Civil Rights Group Questions Constitutionally of Proposal
Reform Sex Offender Laws, Inc. (RSOL) plans to oppose Texas House Bill 23, a proposal that was recently filed by State Rep. Trey Martinez Fischer (D-San Antonio). The legislation would require all of Texas’s 72,000 + registered sex offenders, whether or not still under supervision and whether or not the registerable offense involved a minor or the Internet, to post specific information, including identifying him or herself as a registered sex offender and giving other personal, identifying information on any and all social network sites the registrant chooses to use.
RSOL was quick to criticize this proposed law as unconstitutional and one that would likely be struck down in the courts.
- RSOL believes that this proposal is overly broad because it would require a registered person to post such “Notices” on all social network sites, regardless of whether or not the site has a significant number of minors or even permits minors to join. Furthermore, it covers all persons required to register as a sex offender even though many have completed their court-ordered punishment and even though many had not committed crimes against minors nor were their offenses facilitated by misuse of the Internet.
- RSOL believes that requiring such a person to post a “Notice” including specifics and details about a person’s past conduct would chill that person’s legitimate speech rights under the First Amendment. Does the bill’s sponsor believe that a person no longer has the right to anonymously criticize any governmental action simply because that individual has been convicted of any type of sexual offense?
- RSOL believes that laws which mandate that commercial entities require a user to convey a specific message as a condition of being on the network exceeds the government’s authority and are facially unconstitutional.
- Social networks constitute a vital communication link, which permits citizens to express alternative ideas, oppose their government, and organize their efforts. As such, laws that force a private entity to coerce a citizen to carry the government’s message are facially invalid.

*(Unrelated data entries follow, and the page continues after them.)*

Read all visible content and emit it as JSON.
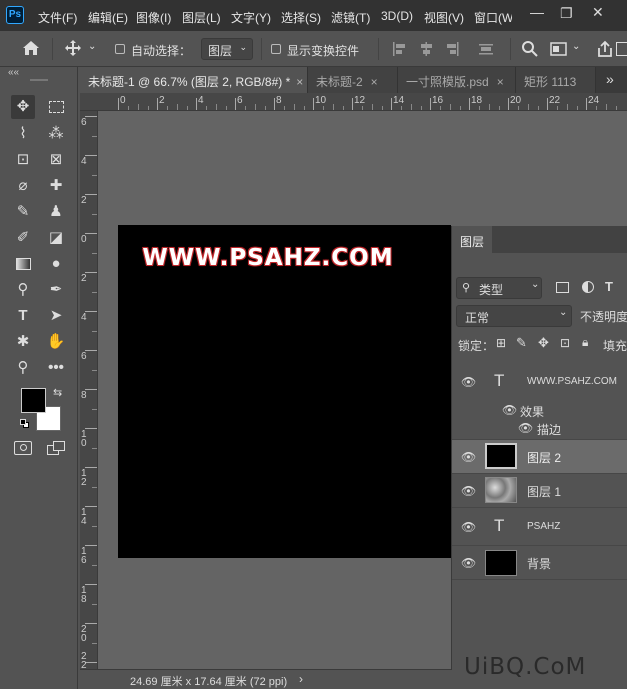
{
  "app": {
    "logo": "Ps"
  },
  "menu": [
    "文件(F)",
    "编辑(E)",
    "图像(I)",
    "图层(L)",
    "文字(Y)",
    "选择(S)",
    "滤镜(T)",
    "3D(D)",
    "视图(V)",
    "窗口(W"
  ],
  "window_controls": {
    "minimize": "—",
    "restore": "❐",
    "close": "✕"
  },
  "options": {
    "auto_select_label": "自动选择：",
    "auto_select_value": "图层",
    "show_transform_label": "显示变换控件"
  },
  "tabs": [
    {
      "label": "未标题-1 @ 66.7% (图层 2, RGB/8#) *",
      "close": "×"
    },
    {
      "label": "未标题-2",
      "close": "×"
    },
    {
      "label": "一寸照模版.psd",
      "close": "×"
    },
    {
      "label": "矩形 1113",
      "close": ""
    }
  ],
  "tabs_overflow": "»",
  "toolbar_collapse": "««",
  "ruler_top": [
    "0",
    "2",
    "4",
    "6",
    "8",
    "10",
    "12",
    "14",
    "16",
    "18",
    "20",
    "22",
    "24"
  ],
  "ruler_left": [
    "6",
    "4",
    "2",
    "0",
    "2",
    "4",
    "6",
    "8",
    "10",
    "12",
    "14",
    "16",
    "18",
    "20",
    "22"
  ],
  "canvas": {
    "text": "WWW.PSAHZ.COM",
    "bg": "#000000",
    "text_color": "#ffffff",
    "stroke_color": "#c0262a"
  },
  "status": {
    "doc_size": "24.69 厘米 x 17.64 厘米 (72 ppi)",
    "arrow": "›"
  },
  "layers_panel": {
    "title": "图层",
    "kind_label": "类型",
    "blend_mode": "正常",
    "opacity_label": "不透明度",
    "lock_label": "锁定：",
    "fill_label": "填充",
    "effects_label": "效果",
    "stroke_label": "描边",
    "layers": [
      {
        "name": "WWW.PSAHZ.COM",
        "type": "text",
        "glyph": "T"
      },
      {
        "name": "图层 2",
        "type": "pixel",
        "selected": true
      },
      {
        "name": "图层 1",
        "type": "texture"
      },
      {
        "name": "PSAHZ",
        "type": "text",
        "glyph": "T"
      },
      {
        "name": "背景",
        "type": "pixel"
      }
    ]
  },
  "watermark": "UiBQ.CoM"
}
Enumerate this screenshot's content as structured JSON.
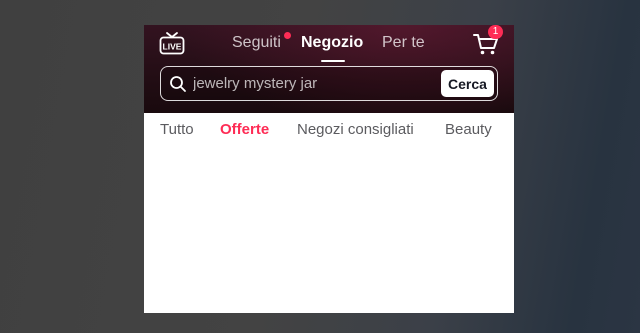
{
  "header": {
    "live_icon": "live-tv-icon",
    "live_label": "LIVE",
    "tabs": [
      {
        "label": "Seguiti",
        "active": false,
        "has_notification_dot": true
      },
      {
        "label": "Negozio",
        "active": true
      },
      {
        "label": "Per te",
        "active": false
      }
    ],
    "cart_icon": "shopping-cart-icon",
    "cart_badge": "1"
  },
  "search": {
    "value": "jewelry mystery jar",
    "icon": "search-icon",
    "button_label": "Cerca"
  },
  "categories": [
    {
      "label": "Tutto",
      "active": false
    },
    {
      "label": "Offerte",
      "active": true
    },
    {
      "label": "Negozi consigliati",
      "active": false
    },
    {
      "label": "Beauty",
      "active": false
    }
  ],
  "colors": {
    "accent": "#fe2c55",
    "header_bg": "#2a0f17"
  }
}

- Social networks, such as Facebook, that cater to minors already have their own policies that prohibit registered sex offenders from accessing their networks. This new law is unnecessary because a simple notice from a concerned citizen already results in the deletion of the sex offender’s account.
- Contrary to what is commonly understood, registration as a sex offender is supposed to be a non-punitive, collateral consequence of a conviction for a sex offense. In fact, the US Supreme Court held registration to be constitutional because the Alaska requirements at the time did not impose any disability or restraint on the offender. See Smith v. Doe, 538 U.S. 84 (2003).
- RSOL believes that if registration is to remain constitutional, registration schemes cannot impose any disability or restraint on a registered person’s daily activities. We base that opinion on the court’s finding that, “The Act imposes no physical restraint, and so does not resemble the punishment of imprisonment, which is the paradigmatic affirmative disability or restraint.” See Id at 100.
In articulating RSOL’s position, Executive Director Brenda Jones said, “Requiring that a person wear a scarlet letter when using any social networking would impose a significant restraint on his ability to communicate freely and anonymously on the Internet, and we believe that would clearly chill constitutionally protected speech.”
Mary Sue Molner, head of RSOL’s Texas affiliate, Texas Voices for Reason and Justice, emphasized the point in an interview with KENS-TV in San Antonio that the law is designed to target everyone on the registry even though few registrants had offenses involving the Internet and even fewer had situations involving predatory behavior. She added, “We’ve got to remember that almost all registrants have wives, families (and) children, so we’re looking at, in a lot of cases, children (who) can be harmed because dad’s information is out there just a little too much.”